B. "Burning" Was Intended To Be a Quick and Relatively Painless Non-disfiguring Form of Execution.
The Mishna in Sanhedrin (52a) also described the procedure for "burning" and stated clearly that it did not involve actual resort to fire or flames. Rather, an extremely hot object (or wick) was inserted into the mouth of the condemned individual so as to cause instantaneous death. Here, too, the objective was to cause death quickly and without mutilation of the body.
Indeed, the Mishna concludes with a very revealing passage that condemns any court that would put an accused to death with actual flames:
Rabbi Elazar the son of Rabbi Tzadok said "An incident once occurred with the daughter of a priest who committed adultery and they surrounded her with bundles of branches and burned her." The other rabbis responded to him, "That was done because the court that performed this execution was not knowledgeable."
The concluding comment of the Mishna indicates that regardless of the common understanding of "burning," the rabbis believed that a court that would actually set a person on fire was a court acting in error. The Talmud, in fact, explains that the incident reported in the Mishna was the work of a court of Sadducees (i.e., those who mistakenly applied the Biblical text without taking account of the oral tradition and rabbinic interpretation). This passage demonstrates once again the rabbis' primary concern that the method of execution not cause unnecessary pain or disfigurement of the body.
C. Decapitation and Strangulation Were Intended To Be Quick and Relatively Painless Forms of Execution.
The Mishna (Sanhedrin 52b) describes execution by decapitation--which was invoked primarily for murderers--as the same form of capital punishment that was used at the time by civil rulers under the Roman legal system. The condemned person's trachea and esophagus were severed with a sharp sword so that he would die instantly. When one rabbi of the Mishna suggested that it was too demeaning to the accused to be executed in a standing position because his body would slump to the floor and that, instead, his head should be positioned on a wooden chopping-block and removed with an ax, the majority of the rabbis responded that this was impermissible because it could result in even greater mutilation.
This discussion on the subject of decapitation reveals again how conscious the rabbis were of the obligations (1) to impose rapid death, (2) to minimize pain, and (3) to avoid mutilation. In actual administration of this form of execution, they sought to achieve these objectives. The discussion of this form of execution was again concluded with the previously cited observation, attributed to one Rabbi Nachman, quoting Rabba the son of Avuha: "Scripture states, `You shall love your fellow as yourself' so that you must choose for him a humane death." This admonition is repeated in the Talmudic tractates Pesachim (75a) and Ketubot (37a).

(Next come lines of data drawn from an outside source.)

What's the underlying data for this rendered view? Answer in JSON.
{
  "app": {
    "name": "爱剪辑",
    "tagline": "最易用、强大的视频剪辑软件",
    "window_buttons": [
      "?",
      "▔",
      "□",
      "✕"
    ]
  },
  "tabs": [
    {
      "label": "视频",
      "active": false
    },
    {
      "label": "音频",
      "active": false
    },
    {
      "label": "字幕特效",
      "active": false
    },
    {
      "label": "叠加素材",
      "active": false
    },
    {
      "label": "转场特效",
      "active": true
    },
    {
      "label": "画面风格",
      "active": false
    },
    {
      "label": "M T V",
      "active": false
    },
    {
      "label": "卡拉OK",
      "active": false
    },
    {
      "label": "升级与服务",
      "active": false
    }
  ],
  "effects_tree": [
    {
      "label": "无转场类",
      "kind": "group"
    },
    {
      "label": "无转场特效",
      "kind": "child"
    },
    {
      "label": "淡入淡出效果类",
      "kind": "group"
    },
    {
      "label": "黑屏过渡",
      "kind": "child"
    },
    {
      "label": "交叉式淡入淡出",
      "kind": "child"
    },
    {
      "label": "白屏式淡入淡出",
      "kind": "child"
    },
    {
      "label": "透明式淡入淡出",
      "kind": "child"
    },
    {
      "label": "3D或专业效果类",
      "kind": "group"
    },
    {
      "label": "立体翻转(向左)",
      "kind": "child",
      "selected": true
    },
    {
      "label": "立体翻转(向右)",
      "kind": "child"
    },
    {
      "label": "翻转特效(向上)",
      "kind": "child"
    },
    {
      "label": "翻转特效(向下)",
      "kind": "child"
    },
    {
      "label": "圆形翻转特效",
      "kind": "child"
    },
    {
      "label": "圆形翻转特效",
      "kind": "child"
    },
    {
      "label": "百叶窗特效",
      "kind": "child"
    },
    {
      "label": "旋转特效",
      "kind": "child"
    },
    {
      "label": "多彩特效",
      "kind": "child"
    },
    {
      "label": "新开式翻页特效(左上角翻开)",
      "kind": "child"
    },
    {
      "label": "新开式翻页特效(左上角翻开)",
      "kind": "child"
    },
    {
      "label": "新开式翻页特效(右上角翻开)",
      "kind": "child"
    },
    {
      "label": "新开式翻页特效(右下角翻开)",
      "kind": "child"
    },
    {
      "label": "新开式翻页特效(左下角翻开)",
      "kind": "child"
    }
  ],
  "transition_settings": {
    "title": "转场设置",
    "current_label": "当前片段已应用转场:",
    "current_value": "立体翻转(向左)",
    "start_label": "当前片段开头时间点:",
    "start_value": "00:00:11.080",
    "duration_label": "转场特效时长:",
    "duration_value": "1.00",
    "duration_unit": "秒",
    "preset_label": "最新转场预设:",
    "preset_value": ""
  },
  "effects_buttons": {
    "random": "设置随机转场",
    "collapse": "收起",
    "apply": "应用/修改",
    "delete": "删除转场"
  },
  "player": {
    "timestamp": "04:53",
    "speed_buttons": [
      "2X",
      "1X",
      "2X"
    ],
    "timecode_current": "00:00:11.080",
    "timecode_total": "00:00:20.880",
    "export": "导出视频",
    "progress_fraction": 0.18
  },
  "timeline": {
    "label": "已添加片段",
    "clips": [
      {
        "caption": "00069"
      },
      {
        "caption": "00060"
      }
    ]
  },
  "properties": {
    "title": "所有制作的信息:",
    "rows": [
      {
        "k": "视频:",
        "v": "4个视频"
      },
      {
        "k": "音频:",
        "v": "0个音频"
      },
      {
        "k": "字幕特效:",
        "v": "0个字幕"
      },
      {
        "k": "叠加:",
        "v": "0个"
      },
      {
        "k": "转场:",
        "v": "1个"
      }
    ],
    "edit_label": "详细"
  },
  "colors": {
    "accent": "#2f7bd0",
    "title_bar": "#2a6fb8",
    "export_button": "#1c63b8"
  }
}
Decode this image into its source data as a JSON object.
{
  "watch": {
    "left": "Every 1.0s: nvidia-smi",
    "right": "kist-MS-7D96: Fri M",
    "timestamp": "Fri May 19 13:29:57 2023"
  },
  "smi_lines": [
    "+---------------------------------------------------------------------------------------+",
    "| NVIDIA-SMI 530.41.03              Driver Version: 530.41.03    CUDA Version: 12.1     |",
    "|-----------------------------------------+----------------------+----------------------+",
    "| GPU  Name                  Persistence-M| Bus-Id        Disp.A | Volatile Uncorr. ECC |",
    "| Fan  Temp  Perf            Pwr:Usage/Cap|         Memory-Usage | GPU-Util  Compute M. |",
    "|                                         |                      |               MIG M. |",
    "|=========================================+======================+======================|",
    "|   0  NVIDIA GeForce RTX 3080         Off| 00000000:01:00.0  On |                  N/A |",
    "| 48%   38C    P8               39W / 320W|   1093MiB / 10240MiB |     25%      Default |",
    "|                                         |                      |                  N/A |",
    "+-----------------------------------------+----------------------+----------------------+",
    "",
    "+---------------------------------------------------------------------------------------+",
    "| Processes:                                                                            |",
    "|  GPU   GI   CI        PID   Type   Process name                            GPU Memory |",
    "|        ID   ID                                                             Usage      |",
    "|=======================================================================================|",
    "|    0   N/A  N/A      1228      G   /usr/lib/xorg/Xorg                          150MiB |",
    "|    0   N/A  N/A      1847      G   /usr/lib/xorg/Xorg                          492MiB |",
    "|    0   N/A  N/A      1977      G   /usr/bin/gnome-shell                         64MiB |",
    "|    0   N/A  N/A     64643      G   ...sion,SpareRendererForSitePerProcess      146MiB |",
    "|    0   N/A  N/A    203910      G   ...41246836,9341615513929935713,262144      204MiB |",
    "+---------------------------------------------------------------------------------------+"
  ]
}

The same principle governed the rules of strangulation. Death is caused by quick and certain choking when a cord around the condemned person's neck is pulled in opposite directions simultaneously by the eye-witnesses to the offense (who are required to participate in the execution). Pain and mutilation are minimized because the cord that is used for the execution is placed within a soft cloth. The Talmud explains that this form of death "leaves no mark on the body."
If execution by the electric chair, as administered in Florida, results in unnecessary pain and disfigurement, it would be unacceptable under the principles underlying the traditional Jewish legal system applied 2000 years ago, and should also be unacceptable under the Eighth Amendment today.